Acne Einstein reports these mean levels of EGCG in different teas per cup, as measured by the USDA:
- Brewed green tea: 180mg
- Brewed green tea, decaffeinated: 60mg
- Brewed green tea, flavored: 45mg
- Ready-to-drink green tea: 10mg
- Brewed oolong tea: 80mg
- Brewed black tea: 20mg
The report doesn't mention white tea, which has similar EGCG content as green tea, but might have even more health benefits than green tea because it's even less processed. White tea, however, is rarer than green and thus less studied.
Antioxident content, however, also varies depending on the tea types, brand, and manufacturing.
Of the 14 bottled tea and tea supplements that listed levels of EGCG on the label, only three contained significantly less than the amount claimed. The 17-ounce bottle of Honest Tea Green Tea with Honey, for example, had only about two-thirds of the 190 milligrams of the listed catechins, which includes EGCG and other beneficial compounds. (Experts recommend consuming 200 milligrams of EGCG a day for the greatest benefit.)
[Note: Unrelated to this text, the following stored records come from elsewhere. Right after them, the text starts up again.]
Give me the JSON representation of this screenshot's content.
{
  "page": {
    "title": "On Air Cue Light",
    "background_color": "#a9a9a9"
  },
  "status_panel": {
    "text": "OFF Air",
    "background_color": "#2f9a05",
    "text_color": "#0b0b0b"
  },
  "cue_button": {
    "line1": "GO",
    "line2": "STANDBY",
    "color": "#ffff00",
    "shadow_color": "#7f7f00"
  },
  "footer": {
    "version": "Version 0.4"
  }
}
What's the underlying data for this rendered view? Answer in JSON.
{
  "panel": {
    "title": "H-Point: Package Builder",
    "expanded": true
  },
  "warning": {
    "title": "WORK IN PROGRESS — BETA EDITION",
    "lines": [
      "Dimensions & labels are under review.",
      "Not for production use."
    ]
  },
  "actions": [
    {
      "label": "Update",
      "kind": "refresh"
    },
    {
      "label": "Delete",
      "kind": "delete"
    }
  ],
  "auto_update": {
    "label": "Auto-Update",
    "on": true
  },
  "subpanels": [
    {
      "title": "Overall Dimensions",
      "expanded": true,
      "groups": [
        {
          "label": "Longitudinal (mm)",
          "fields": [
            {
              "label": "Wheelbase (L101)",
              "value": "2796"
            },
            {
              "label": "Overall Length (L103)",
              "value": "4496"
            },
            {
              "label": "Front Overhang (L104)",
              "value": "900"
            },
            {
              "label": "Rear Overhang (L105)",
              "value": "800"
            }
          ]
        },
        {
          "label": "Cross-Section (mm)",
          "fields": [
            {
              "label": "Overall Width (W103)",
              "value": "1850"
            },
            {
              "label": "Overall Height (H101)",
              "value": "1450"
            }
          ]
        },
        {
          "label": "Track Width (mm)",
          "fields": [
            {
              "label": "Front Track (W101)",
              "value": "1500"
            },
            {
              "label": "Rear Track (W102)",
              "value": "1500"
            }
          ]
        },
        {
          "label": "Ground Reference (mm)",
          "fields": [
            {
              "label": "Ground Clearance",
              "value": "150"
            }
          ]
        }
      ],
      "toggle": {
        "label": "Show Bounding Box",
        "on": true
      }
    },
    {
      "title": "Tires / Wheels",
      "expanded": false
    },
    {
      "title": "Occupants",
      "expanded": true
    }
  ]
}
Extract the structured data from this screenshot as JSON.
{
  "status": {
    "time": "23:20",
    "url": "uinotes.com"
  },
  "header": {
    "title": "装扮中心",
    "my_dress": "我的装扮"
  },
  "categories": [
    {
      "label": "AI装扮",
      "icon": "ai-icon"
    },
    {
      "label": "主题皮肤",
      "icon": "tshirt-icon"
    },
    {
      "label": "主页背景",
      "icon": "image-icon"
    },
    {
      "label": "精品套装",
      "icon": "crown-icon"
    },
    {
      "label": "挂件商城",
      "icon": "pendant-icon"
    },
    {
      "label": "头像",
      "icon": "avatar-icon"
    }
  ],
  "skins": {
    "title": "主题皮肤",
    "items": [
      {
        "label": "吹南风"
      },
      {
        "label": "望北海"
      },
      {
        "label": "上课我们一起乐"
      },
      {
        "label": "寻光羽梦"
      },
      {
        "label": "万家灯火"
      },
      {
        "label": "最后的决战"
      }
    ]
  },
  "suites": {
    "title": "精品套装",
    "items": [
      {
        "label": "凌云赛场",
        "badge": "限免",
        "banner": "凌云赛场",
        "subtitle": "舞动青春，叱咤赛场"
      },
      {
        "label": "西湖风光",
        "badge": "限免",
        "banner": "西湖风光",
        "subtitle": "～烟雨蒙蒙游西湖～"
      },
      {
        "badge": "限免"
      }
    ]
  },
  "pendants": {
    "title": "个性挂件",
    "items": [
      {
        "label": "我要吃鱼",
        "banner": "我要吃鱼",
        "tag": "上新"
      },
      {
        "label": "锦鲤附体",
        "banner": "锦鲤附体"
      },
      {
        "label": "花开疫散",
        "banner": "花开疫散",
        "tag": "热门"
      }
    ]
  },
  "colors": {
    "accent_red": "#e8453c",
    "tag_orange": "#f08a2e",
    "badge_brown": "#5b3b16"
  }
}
Among products that don't list EGCG levels - including all of the brewed teas - findings were more varied. Teavana Green Tea Gyokuro Imperial, sold as loose tea, had 86 milligrams of EGCG per serving, while one bag of Bigelow Green Tea had only 25 milligrams. To get the recommended amount of EGCG, you'd have to drink about 2 1/2 cups of the former, eight cups of the latter. (Helpful hint: Steep tea in hot water for three to five minutes to fully extract the EGCG.)
Teavana's is more expensive, however ($2.18 to get the equivalent of 200 mg of EGCG versus $0.27 to $0.60 per tea bag). Bigelow's had the highest amount of EGCG of the bagged, supermarket teas.
Temperature and Brewing Time:
Things that additionally affect the EGCG content and antioxidant potential include your water temperature and brewing time. While following general time and temperature recommendations is great for brewing a cup of tea for flavor, if you care about getting the most health-boosting benefits of a cup of tea, Acne Einstein has found:
- Brewing with hotter water results in more antioxidants in the tea
- Steeping for three to five minutes is better than less time
This goes against the usual tea rules for different types (green tea is usually brewed with water at 175 degrees F and for just a minute or so), so you might get a stronger-tasting or even bitter cup, depending on the leaves. Oolong teas, however, often do well with longer steeping time and higher temperatures.
How Many Cups to Drink a Day:
Most of the studies suggest the more cups of tea you drink a day (e.g., five or more), the better, but some also found benefits with just two to three cups a day, which is what nurse practitioner and physician assistants network Advanced Healthcare recommends for patients as a "simple healthy lifestyle strategy." (Don't worry, tea is hydrating and doesn't act as a diuretic.) The two-to-three cups a day recommendation fits in with most supplements' 200 mg EGCG recommended daily serving.
All this said, it's silly to guzzle down thermoses of tea if you don't enjoy it. Even if you prefer stronger drinks like coffee, however, you might be surprised to learn you might just enjoy a good cup of tea too (and get the health effects as a nice side benefit).